The reality is that it’s harder to get into sneaker stores than it is to get into fashion accounts. The fact that we created these elevated products and showed them on runways made those retailers take notice, but we waited two or three seasons before we presented to them, so we created some demand first. The sell-through has been really good. They see the potential in a sports brand that has a new story to tell and a fresh aesthetic. The strategy was always to start with the ‘forward-thinking’ range and then open the brand up more down the line.
Is there one Li-Ning shoe that you think has the potential to become a mainstream success?
Yes. One thing we realised early on was that the Furious Rider was a franchise we needed to develop, so there are now many iterations, some of which are quite wearable. That’s definitely one shoe I would say has long-term appeal. In China, they’re constantly moving it forward but in the West, we’re constantly trying to pull it back a bit to embed the shoes into people’s brains. The sense of balance is the key. We try to teeter between the two, depending on the trends, so we can test what is working and what isn’t. I think the brand will continue to evolve with what consumers want. I don’t think we will just become crazier and crazier, because at some point, the trends will move towards something simpler.
You’ve made enormous progress but sometimes the biggest challenge is to push up into another level. What does the future look like at Li-Ning?
We wanted to establish the brand on a high level, which is where we are at the moment, but in a way that is totally stable and strong. Li-Ning is a sports brand at the end of the day, so while it’s nice to focus on the top end of fashion, we want the sports side recognised as well. I have my own ideas and things I would like to do, but it’s step-by-step. At some point, we’ll open our own stores as well.
China is still the most important market and Li-Ning is conquering it extremely well, but more needs to be done. There’s a sense of pride in the heritage and they want to bring that out in the products. In the past we would have expected a Chinese brand to just copy things, so Li-Ning’s goal has always been to create a new aesthetic that is obviously very Chinese, but also contemporary.
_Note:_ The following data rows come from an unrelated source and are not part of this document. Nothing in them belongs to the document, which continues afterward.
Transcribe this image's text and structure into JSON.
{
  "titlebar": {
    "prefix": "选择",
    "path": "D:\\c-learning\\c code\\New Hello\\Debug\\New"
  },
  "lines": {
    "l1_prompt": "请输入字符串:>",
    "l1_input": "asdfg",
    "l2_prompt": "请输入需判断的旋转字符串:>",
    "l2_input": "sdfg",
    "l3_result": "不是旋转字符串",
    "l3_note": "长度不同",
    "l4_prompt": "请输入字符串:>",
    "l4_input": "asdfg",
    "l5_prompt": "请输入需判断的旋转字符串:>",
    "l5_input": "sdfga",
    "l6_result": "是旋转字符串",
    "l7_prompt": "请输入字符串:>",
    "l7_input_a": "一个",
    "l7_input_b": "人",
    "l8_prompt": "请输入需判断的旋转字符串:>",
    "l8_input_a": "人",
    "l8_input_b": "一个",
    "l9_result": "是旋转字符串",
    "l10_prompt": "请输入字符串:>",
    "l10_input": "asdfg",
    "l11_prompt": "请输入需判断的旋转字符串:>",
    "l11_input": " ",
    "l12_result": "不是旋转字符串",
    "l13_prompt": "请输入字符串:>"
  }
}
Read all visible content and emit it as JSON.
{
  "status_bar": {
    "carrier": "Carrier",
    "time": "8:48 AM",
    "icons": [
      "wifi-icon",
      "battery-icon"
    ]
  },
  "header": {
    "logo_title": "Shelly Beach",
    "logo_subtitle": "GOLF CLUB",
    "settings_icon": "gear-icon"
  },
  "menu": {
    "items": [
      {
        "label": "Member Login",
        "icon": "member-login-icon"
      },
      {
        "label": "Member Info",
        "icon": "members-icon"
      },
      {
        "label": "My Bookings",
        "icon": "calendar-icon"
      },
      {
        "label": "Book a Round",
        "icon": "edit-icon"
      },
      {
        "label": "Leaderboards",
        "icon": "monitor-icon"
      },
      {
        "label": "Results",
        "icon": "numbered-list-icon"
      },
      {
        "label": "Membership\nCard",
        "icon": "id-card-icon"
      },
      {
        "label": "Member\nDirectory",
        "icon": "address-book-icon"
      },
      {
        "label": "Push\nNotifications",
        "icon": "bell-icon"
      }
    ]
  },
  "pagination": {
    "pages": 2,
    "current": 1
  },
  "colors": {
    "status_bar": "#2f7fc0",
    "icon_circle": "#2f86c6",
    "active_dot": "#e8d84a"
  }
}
So far, I think that we’ve accomplished this, but let’s see. We really just want to keep surprising people!